Myth 2. Cover letters should summarize your resume
The purpose of a cover letter isn’t to summarize your skills and expertise but emphasize your eagerness (not desperation!) to get this job. It gives you a window to tell your employer how committed and passionate you are about your career, why you’d be the right candidate for them, and how your background and mindset can assist their company’s future success.
Myth 3. It’s okay to send your resume without a cover letter
Unless the job posting you are applying for explicitly says not to send a cover letter – always send it! A cover letter is an addition to your resume and a way for the employer to see you’ve put a little extra effort into trying to get the interview.
Myth 4. Cover letter is your chance to talk about your feelings
Nuh-huh! Your resume isn’t there to talk about your personal life in any way; it’s there to talk to your employer about them and how they can benefit from the marvelous assets you offer. While you can describe unique traits that set you above other applicants, don’t get too personal.
Myth 5. After you send a letter, the ball is in the employer’s court
Most employers are super busy people that have no time for hunting you down unless they need you right away.

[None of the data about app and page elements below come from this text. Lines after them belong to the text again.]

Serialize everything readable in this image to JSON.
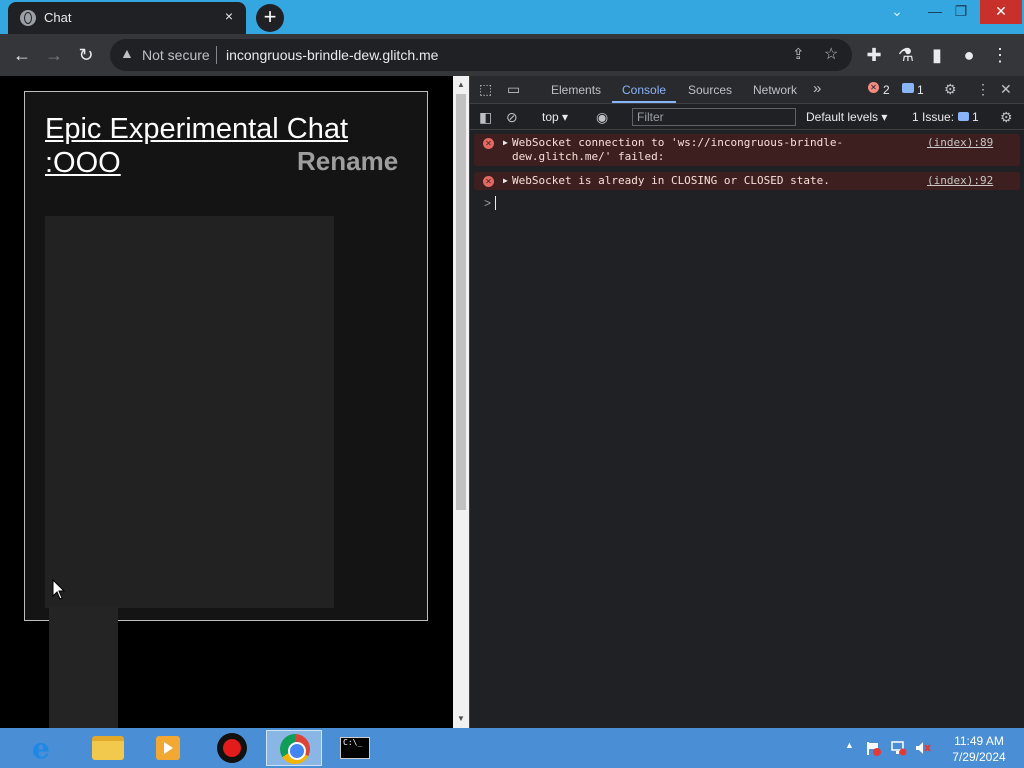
{
  "browser": {
    "tab_title": "Chat",
    "tab_close": "×",
    "new_tab": "+",
    "omnibox": {
      "security_label": "Not secure",
      "url": "incongruous-brindle-dew.glitch.me"
    }
  },
  "page": {
    "chat_title": "Epic Experimental Chat :OOO",
    "rename_label": "Rename"
  },
  "devtools": {
    "tabs": [
      "Elements",
      "Console",
      "Sources",
      "Network"
    ],
    "more_tabs": "»",
    "error_count": "2",
    "info_count": "1",
    "context": "top",
    "filter_placeholder": "Filter",
    "levels": "Default levels",
    "issues_label": "1 Issue:",
    "issues_count": "1",
    "messages": [
      {
        "text": "WebSocket connection to 'ws://incongruous-brindle-dew.glitch.me/' failed:",
        "source": "(index):89"
      },
      {
        "text": "WebSocket is already in CLOSING or CLOSED state.",
        "source": "(index):92"
      }
    ],
    "prompt": ">"
  },
  "taskbar": {
    "time": "11:49 AM",
    "date": "7/29/2024",
    "items": [
      "internet-explorer",
      "file-explorer",
      "media-player",
      "recorder",
      "chrome",
      "command-prompt"
    ]
  }
}
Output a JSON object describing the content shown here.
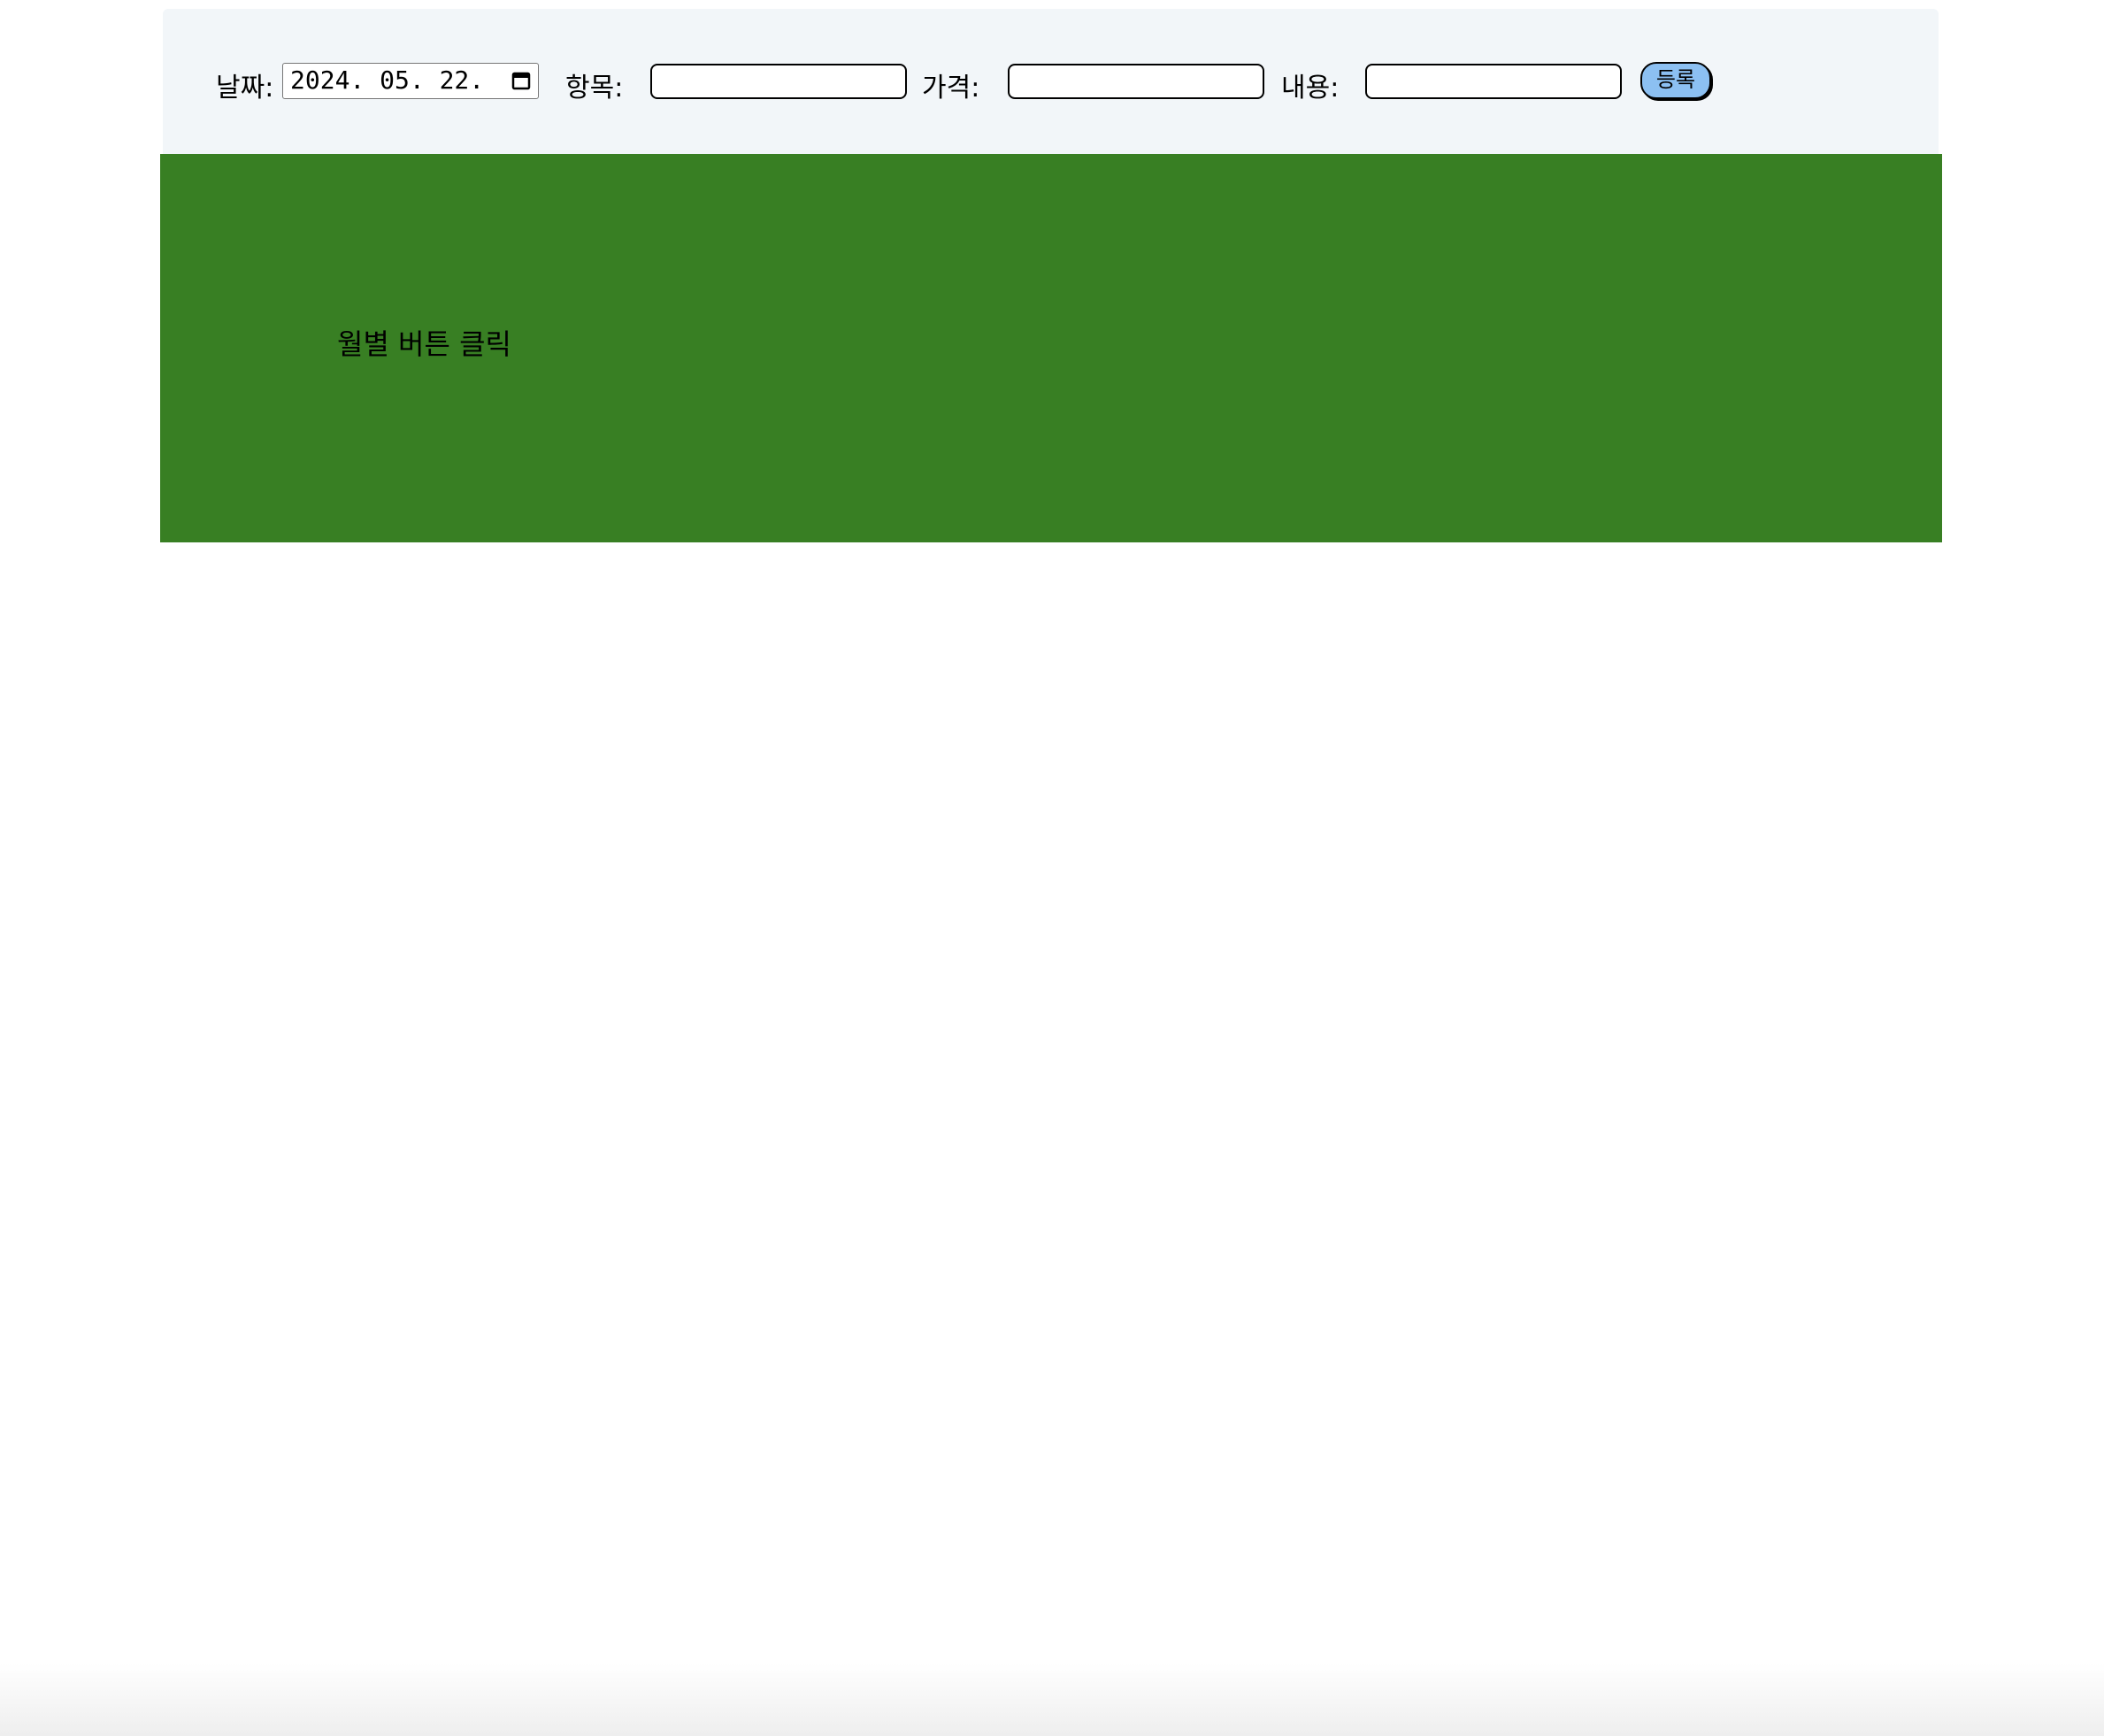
{
  "form": {
    "date_label": "날짜:",
    "date_value": "2024. 05. 22.",
    "item_label": "항목:",
    "item_value": "",
    "price_label": "가격:",
    "price_value": "",
    "content_label": "내용:",
    "content_value": "",
    "submit_label": "등록"
  },
  "panel": {
    "message": "월별 버튼 클릭"
  },
  "colors": {
    "form_background": "#f2f6f9",
    "panel_background": "#387f23",
    "button_background": "#8cc0f2"
  }
}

In that sense, if you don’t hear from them, call or e-mail to confirm that your resume and cover letter have been sent.
The best application letter for job vacancy is one you didn’t write between meetings, but one you’ve dedicated some time, thought and structure.
Follow the advice listed above, and start writing your cover letter today. And, if you need help, PandaDoc is just a click away!